Data extracts:
--- --- ---
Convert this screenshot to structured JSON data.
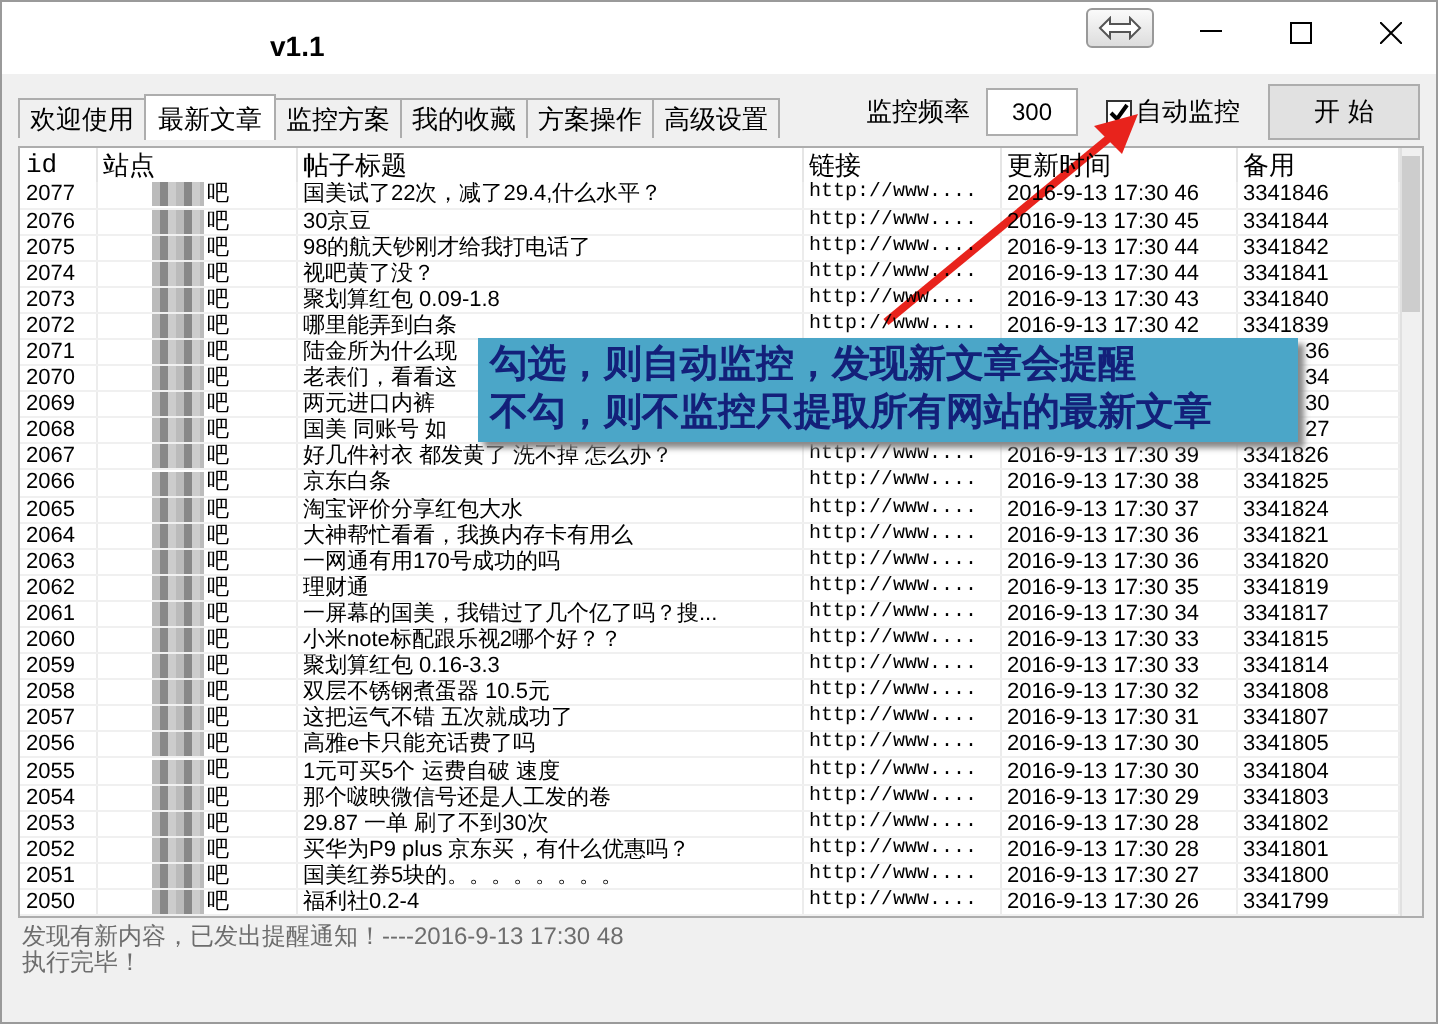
{
  "window": {
    "title": "v1.1"
  },
  "tabs": [
    {
      "label": "欢迎使用",
      "selected": false
    },
    {
      "label": "最新文章",
      "selected": true
    },
    {
      "label": "监控方案",
      "selected": false
    },
    {
      "label": "我的收藏",
      "selected": false
    },
    {
      "label": "方案操作",
      "selected": false
    },
    {
      "label": "高级设置",
      "selected": false
    }
  ],
  "monitor": {
    "frequency_label": "监控频率",
    "frequency_value": "300",
    "auto_label": "自动监控",
    "auto_checked": true,
    "start_button": "开 始"
  },
  "table": {
    "columns": [
      "id",
      "站点",
      "帖子标题",
      "链接",
      "更新时间",
      "备用"
    ],
    "rows": [
      {
        "id": "2077",
        "site": "吧",
        "title": "国美试了22次，减了29.4,什么水平？",
        "link": "http://www....",
        "time": "2016-9-13 17:30 46",
        "backup": "3341846"
      },
      {
        "id": "2076",
        "site": "吧",
        "title": "30京豆",
        "link": "http://www....",
        "time": "2016-9-13 17:30 45",
        "backup": "3341844"
      },
      {
        "id": "2075",
        "site": "吧",
        "title": "98的航天钞刚才给我打电话了",
        "link": "http://www....",
        "time": "2016-9-13 17:30 44",
        "backup": "3341842"
      },
      {
        "id": "2074",
        "site": "吧",
        "title": "视吧黄了没？",
        "link": "http://www....",
        "time": "2016-9-13 17:30 44",
        "backup": "3341841"
      },
      {
        "id": "2073",
        "site": "吧",
        "title": "聚划算红包 0.09-1.8",
        "link": "http://www....",
        "time": "2016-9-13 17:30 43",
        "backup": "3341840"
      },
      {
        "id": "2072",
        "site": "吧",
        "title": "哪里能弄到白条",
        "link": "http://www....",
        "time": "2016-9-13 17:30 42",
        "backup": "3341839"
      },
      {
        "id": "2071",
        "site": "吧",
        "title": "陆金所为什么现",
        "backup": "36",
        "backup_cut": true
      },
      {
        "id": "2070",
        "site": "吧",
        "title": "老表们，看看这",
        "backup": "34",
        "backup_cut": true
      },
      {
        "id": "2069",
        "site": "吧",
        "title": "两元进口内裤",
        "backup": "30",
        "backup_cut": true
      },
      {
        "id": "2068",
        "site": "吧",
        "title": "国美 同账号 如",
        "backup": "27",
        "backup_cut": true
      },
      {
        "id": "2067",
        "site": "吧",
        "title": "好几件衬衣 都发黄了 洗不掉 怎么办？",
        "link": "http://www....",
        "time": "2016-9-13 17:30 39",
        "backup": "3341826"
      },
      {
        "id": "2066",
        "site": "吧",
        "title": "京东白条",
        "link": "http://www....",
        "time": "2016-9-13 17:30 38",
        "backup": "3341825"
      },
      {
        "id": "2065",
        "site": "吧",
        "title": "淘宝评价分享红包大水",
        "link": "http://www....",
        "time": "2016-9-13 17:30 37",
        "backup": "3341824"
      },
      {
        "id": "2064",
        "site": "吧",
        "title": "大神帮忙看看，我换内存卡有用么",
        "link": "http://www....",
        "time": "2016-9-13 17:30 36",
        "backup": "3341821"
      },
      {
        "id": "2063",
        "site": "吧",
        "title": "一网通有用170号成功的吗",
        "link": "http://www....",
        "time": "2016-9-13 17:30 36",
        "backup": "3341820"
      },
      {
        "id": "2062",
        "site": "吧",
        "title": "理财通",
        "link": "http://www....",
        "time": "2016-9-13 17:30 35",
        "backup": "3341819"
      },
      {
        "id": "2061",
        "site": "吧",
        "title": "一屏幕的国美，我错过了几个亿了吗？搜...",
        "link": "http://www....",
        "time": "2016-9-13 17:30 34",
        "backup": "3341817"
      },
      {
        "id": "2060",
        "site": "吧",
        "title": "小米note标配跟乐视2哪个好？？",
        "link": "http://www....",
        "time": "2016-9-13 17:30 33",
        "backup": "3341815"
      },
      {
        "id": "2059",
        "site": "吧",
        "title": "聚划算红包 0.16-3.3",
        "link": "http://www....",
        "time": "2016-9-13 17:30 33",
        "backup": "3341814"
      },
      {
        "id": "2058",
        "site": "吧",
        "title": "双层不锈钢煮蛋器 10.5元",
        "link": "http://www....",
        "time": "2016-9-13 17:30 32",
        "backup": "3341808"
      },
      {
        "id": "2057",
        "site": "吧",
        "title": "这把运气不错 五次就成功了",
        "link": "http://www....",
        "time": "2016-9-13 17:30 31",
        "backup": "3341807"
      },
      {
        "id": "2056",
        "site": "吧",
        "title": "高雅e卡只能充话费了吗",
        "link": "http://www....",
        "time": "2016-9-13 17:30 30",
        "backup": "3341805"
      },
      {
        "id": "2055",
        "site": "吧",
        "title": "1元可买5个 运费自破 速度",
        "link": "http://www....",
        "time": "2016-9-13 17:30 30",
        "backup": "3341804"
      },
      {
        "id": "2054",
        "site": "吧",
        "title": "那个啵映微信号还是人工发的卷",
        "link": "http://www....",
        "time": "2016-9-13 17:30 29",
        "backup": "3341803"
      },
      {
        "id": "2053",
        "site": "吧",
        "title": "29.87 一单 刷了不到30次",
        "link": "http://www....",
        "time": "2016-9-13 17:30 28",
        "backup": "3341802"
      },
      {
        "id": "2052",
        "site": "吧",
        "title": "买华为P9 plus 京东买，有什么优惠吗？",
        "link": "http://www....",
        "time": "2016-9-13 17:30 28",
        "backup": "3341801"
      },
      {
        "id": "2051",
        "site": "吧",
        "title": "国美红券5块的。。。。。。。。",
        "link": "http://www....",
        "time": "2016-9-13 17:30 27",
        "backup": "3341800"
      },
      {
        "id": "2050",
        "site": "吧",
        "title": "福利社0.2-4",
        "link": "http://www....",
        "time": "2016-9-13 17:30 26",
        "backup": "3341799"
      }
    ]
  },
  "log": [
    "发现有新内容，已发出提醒通知！----2016-9-13 17:30 48",
    "执行完毕！"
  ],
  "callout": {
    "lines": [
      "勾选，则自动监控，发现新文章会提醒",
      "不勾，则不监控只提取所有网站的最新文章"
    ]
  }
}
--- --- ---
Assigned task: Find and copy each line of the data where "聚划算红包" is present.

Response to the exercise:
        "title": "聚划算红包 0.09-1.8",
        "title": "聚划算红包 0.16-3.3",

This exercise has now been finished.